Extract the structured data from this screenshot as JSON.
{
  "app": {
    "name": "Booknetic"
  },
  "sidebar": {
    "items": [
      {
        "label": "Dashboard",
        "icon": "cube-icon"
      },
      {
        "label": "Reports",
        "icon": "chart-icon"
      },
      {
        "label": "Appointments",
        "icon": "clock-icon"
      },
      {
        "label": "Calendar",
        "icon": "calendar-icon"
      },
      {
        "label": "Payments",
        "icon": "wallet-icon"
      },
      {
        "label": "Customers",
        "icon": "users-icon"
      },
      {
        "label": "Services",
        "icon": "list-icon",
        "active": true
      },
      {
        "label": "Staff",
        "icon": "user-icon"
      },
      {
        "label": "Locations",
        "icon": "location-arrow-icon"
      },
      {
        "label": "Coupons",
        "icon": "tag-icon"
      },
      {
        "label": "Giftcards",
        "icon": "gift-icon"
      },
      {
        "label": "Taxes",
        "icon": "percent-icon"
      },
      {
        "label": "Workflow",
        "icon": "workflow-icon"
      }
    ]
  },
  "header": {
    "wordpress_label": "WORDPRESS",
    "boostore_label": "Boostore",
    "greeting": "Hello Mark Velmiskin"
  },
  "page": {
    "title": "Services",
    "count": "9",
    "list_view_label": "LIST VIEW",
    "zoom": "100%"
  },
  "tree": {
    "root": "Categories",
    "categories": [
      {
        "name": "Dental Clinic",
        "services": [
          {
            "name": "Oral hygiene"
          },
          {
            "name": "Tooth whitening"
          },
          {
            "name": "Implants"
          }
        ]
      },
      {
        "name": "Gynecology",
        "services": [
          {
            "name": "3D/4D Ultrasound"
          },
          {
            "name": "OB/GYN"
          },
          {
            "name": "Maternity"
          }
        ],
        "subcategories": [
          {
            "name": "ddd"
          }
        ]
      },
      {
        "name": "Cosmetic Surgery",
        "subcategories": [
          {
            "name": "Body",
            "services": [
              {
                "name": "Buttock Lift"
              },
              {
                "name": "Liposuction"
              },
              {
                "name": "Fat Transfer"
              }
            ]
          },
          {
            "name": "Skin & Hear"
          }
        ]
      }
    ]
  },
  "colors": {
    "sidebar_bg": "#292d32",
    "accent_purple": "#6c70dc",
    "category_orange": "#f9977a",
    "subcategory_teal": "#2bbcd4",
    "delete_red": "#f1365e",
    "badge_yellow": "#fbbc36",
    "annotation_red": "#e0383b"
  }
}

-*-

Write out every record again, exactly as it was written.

## Exercise answer:
Extract the structured data from this screenshot as JSON.
{
  "app": {
    "name": "Booknetic"
  },
  "sidebar": {
    "items": [
      {
        "label": "Dashboard",
        "icon": "cube-icon"
      },
      {
        "label": "Reports",
        "icon": "chart-icon"
      },
      {
        "label": "Appointments",
        "icon": "clock-icon"
      },
      {
        "label": "Calendar",
        "icon": "calendar-icon"
      },
      {
        "label": "Payments",
        "icon": "wallet-icon"
      },
      {
        "label": "Customers",
        "icon": "users-icon"
      },
      {
        "label": "Services",
        "icon": "list-icon",
        "active": true
      },
      {
        "label": "Staff",
        "icon": "user-icon"
      },
      {
        "label": "Locations",
        "icon": "location-arrow-icon"
      },
      {
        "label": "Coupons",
        "icon": "tag-icon"
      },
      {
        "label": "Giftcards",
        "icon": "gift-icon"
      },
      {
        "label": "Taxes",
        "icon": "percent-icon"
      },
      {
        "label": "Workflow",
        "icon": "workflow-icon"
      }
    ]
  },
  "header": {
    "wordpress_label": "WORDPRESS",
    "boostore_label": "Boostore",
    "greeting": "Hello Mark Velmiskin"
  },
  "page": {
    "title": "Services",
    "count": "9",
    "list_view_label": "LIST VIEW",
    "zoom": "100%"
  },
  "tree": {
    "root": "Categories",
    "categories": [
      {
        "name": "Dental Clinic",
        "services": [
          {
            "name": "Oral hygiene"
          },
          {
            "name": "Tooth whitening"
          },
          {
            "name": "Implants"
          }
        ]
      },
      {
        "name": "Gynecology",
        "services": [
          {
            "name": "3D/4D Ultrasound"
          },
          {
            "name": "OB/GYN"
          },
          {
            "name": "Maternity"
          }
        ],
        "subcategories": [
          {
            "name": "ddd"
          }
        ]
      },
      {
        "name": "Cosmetic Surgery",
        "subcategories": [
          {
            "name": "Body",
            "services": [
              {
                "name": "Buttock Lift"
              },
              {
                "name": "Liposuction"
              },
              {
                "name": "Fat Transfer"
              }
            ]
          },
          {
            "name": "Skin & Hear"
          }
        ]
      }
    ]
  },
  "colors": {
    "sidebar_bg": "#292d32",
    "accent_purple": "#6c70dc",
    "category_orange": "#f9977a",
    "subcategory_teal": "#2bbcd4",
    "delete_red": "#f1365e",
    "badge_yellow": "#fbbc36",
    "annotation_red": "#e0383b"
  }
}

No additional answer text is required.